With the creation of the famous ‘Pebble Mill at One’ show there was an immediate challenge to how to produce a live TV programme in the entrance Foyer and yet keep the building operating. In the end it proved impossible and the actual operating Reception area had to be relocated but for several years we all mixed in and went about our daily business as best we could. On one never to be forgotten lunchtime I had been recording some ‘Thought for the Day’ talks for the breakfast show given by a local Catholic priest.

At the end of the session I had to get him back out to the street and the routine when PM@1 was on air was to just make our way out along a narrow gangway at the back of reception. This usually worked well but on the particular occasion in question the TV show was broadcasting some dancers at that end of the area and just as the producer switched cameras to a wide angle of the dancers there could be seen a bespectacled person pushing gently with hands to the shoulder blades of a frightened looking priest crossing the scene!
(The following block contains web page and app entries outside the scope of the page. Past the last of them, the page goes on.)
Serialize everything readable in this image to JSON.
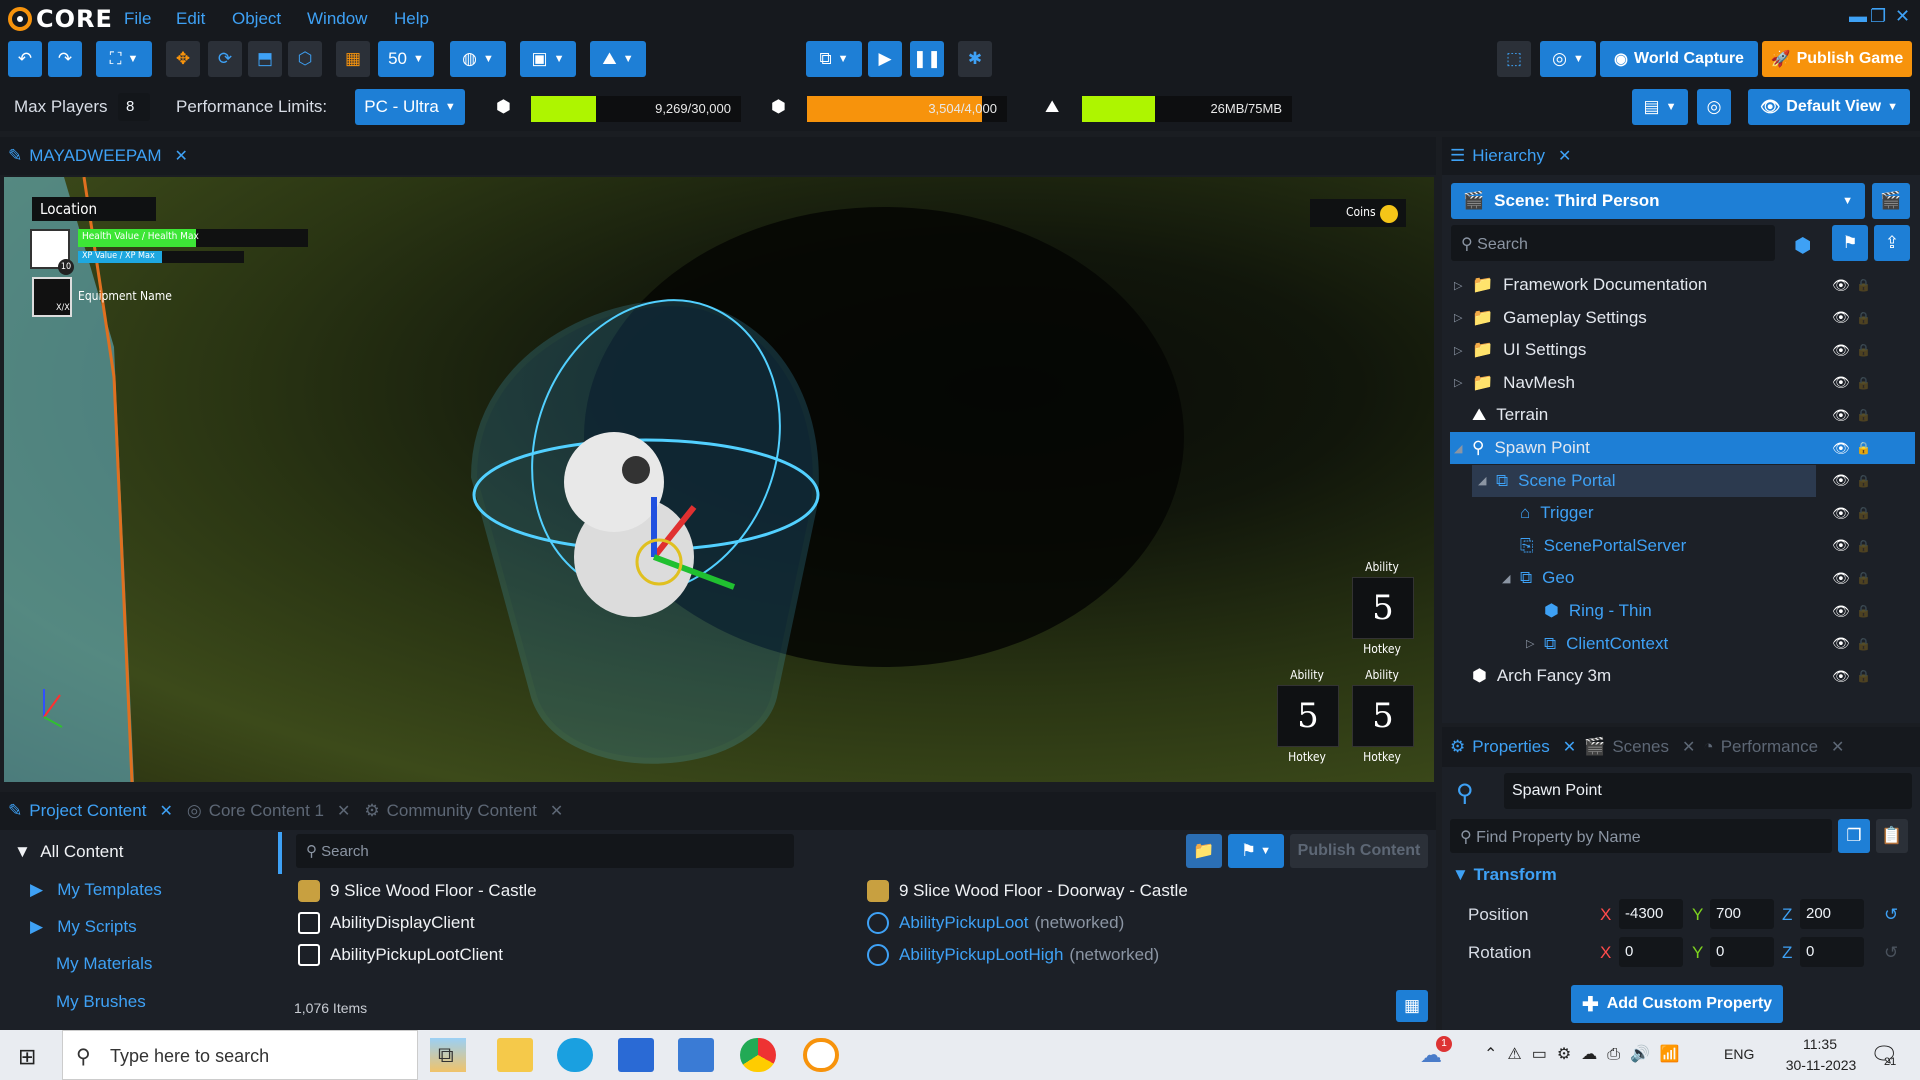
{
  "app": {
    "logo": "CORE"
  },
  "menu": [
    "File",
    "Edit",
    "Object",
    "Window",
    "Help"
  ],
  "toolbar": {
    "snap_value": "50",
    "world_capture": "World Capture",
    "publish_game": "Publish Game",
    "default_view": "Default View"
  },
  "perf": {
    "max_players_label": "Max Players",
    "max_players": "8",
    "limits_label": "Performance Limits:",
    "limits_value": "PC - Ultra",
    "meters": [
      {
        "label": "9,269/30,000",
        "fraction": 0.309,
        "color": "#aef500"
      },
      {
        "label": "3,504/4,000",
        "fraction": 0.876,
        "color": "#f7930c"
      },
      {
        "label": "26MB/75MB",
        "fraction": 0.347,
        "color": "#aef500"
      }
    ]
  },
  "viewport": {
    "tab": "MAYADWEEPAM",
    "hud": {
      "location": "Location",
      "health": "Health Value / Health Max",
      "xp": "XP Value / XP Max",
      "level": "10",
      "equipment": "Equipment Name",
      "equip_count": "X/X",
      "coins": "Coins",
      "abilities": [
        {
          "title": "Ability",
          "key": "5",
          "hotkey": "Hotkey"
        },
        {
          "title": "Ability",
          "key": "5",
          "hotkey": "Hotkey"
        },
        {
          "title": "Ability",
          "key": "5",
          "hotkey": "Hotkey"
        }
      ]
    }
  },
  "hierarchy": {
    "tab": "Hierarchy",
    "scene": "Scene: Third Person",
    "search_placeholder": "Search",
    "items": [
      "Framework Documentation",
      "Gameplay Settings",
      "UI Settings",
      "NavMesh",
      "Terrain",
      "Spawn Point",
      "Scene Portal",
      "Trigger",
      "ScenePortalServer",
      "Geo",
      "Ring - Thin",
      "ClientContext",
      "Arch Fancy 3m"
    ]
  },
  "properties": {
    "tabs": [
      "Properties",
      "Scenes",
      "Performance"
    ],
    "name": "Spawn Point",
    "find_placeholder": "Find Property by Name",
    "section": "Transform",
    "position_label": "Position",
    "position": {
      "x": "-4300",
      "y": "700",
      "z": "200"
    },
    "rotation_label": "Rotation",
    "rotation": {
      "x": "0",
      "y": "0",
      "z": "0"
    },
    "add_custom": "Add Custom Property"
  },
  "content": {
    "tabs": [
      "Project Content",
      "Core Content 1",
      "Community Content"
    ],
    "all": "All Content",
    "tree": [
      "My Templates",
      "My Scripts",
      "My Materials",
      "My Brushes"
    ],
    "search_placeholder": "Search",
    "publish": "Publish Content",
    "count": "1,076 Items",
    "left": [
      "9 Slice Wood Floor - Castle",
      "AbilityDisplayClient",
      "AbilityPickupLootClient"
    ],
    "right": [
      {
        "name": "9 Slice Wood Floor - Doorway - Castle",
        "net": ""
      },
      {
        "name": "AbilityPickupLoot",
        "net": "(networked)"
      },
      {
        "name": "AbilityPickupLootHigh",
        "net": "(networked)"
      }
    ]
  },
  "taskbar": {
    "search_placeholder": "Type here to search",
    "lang": "ENG",
    "time": "11:35",
    "date": "30-11-2023",
    "notif_count": "21",
    "weather_badge": "1"
  },
  "colors": {
    "accent": "#1e7fd6",
    "link": "#3ea1f5",
    "publish": "#f7930c"
  }
}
Clearly the director was not happy because when I attempted to get back into the building after seeing the priest off the door was locked against me. As my next duty was to read the 2pm news summary it was essential to get back in and the only way was to run up Pebble Mill Road to the side entrance, down the long drive, along the back corridor and up a flight of stairs to the studio. My eventual performance was breathless reading with long gaps to get my breath. After the Manager had rushed in to tell me off for careless work and I had explained my reasons there were hurried top level enquiries made and arrangements made to prevent breathless newsreading in the future…….but that’s the sort of building and challenges we had.

Pete Simpkin radio producer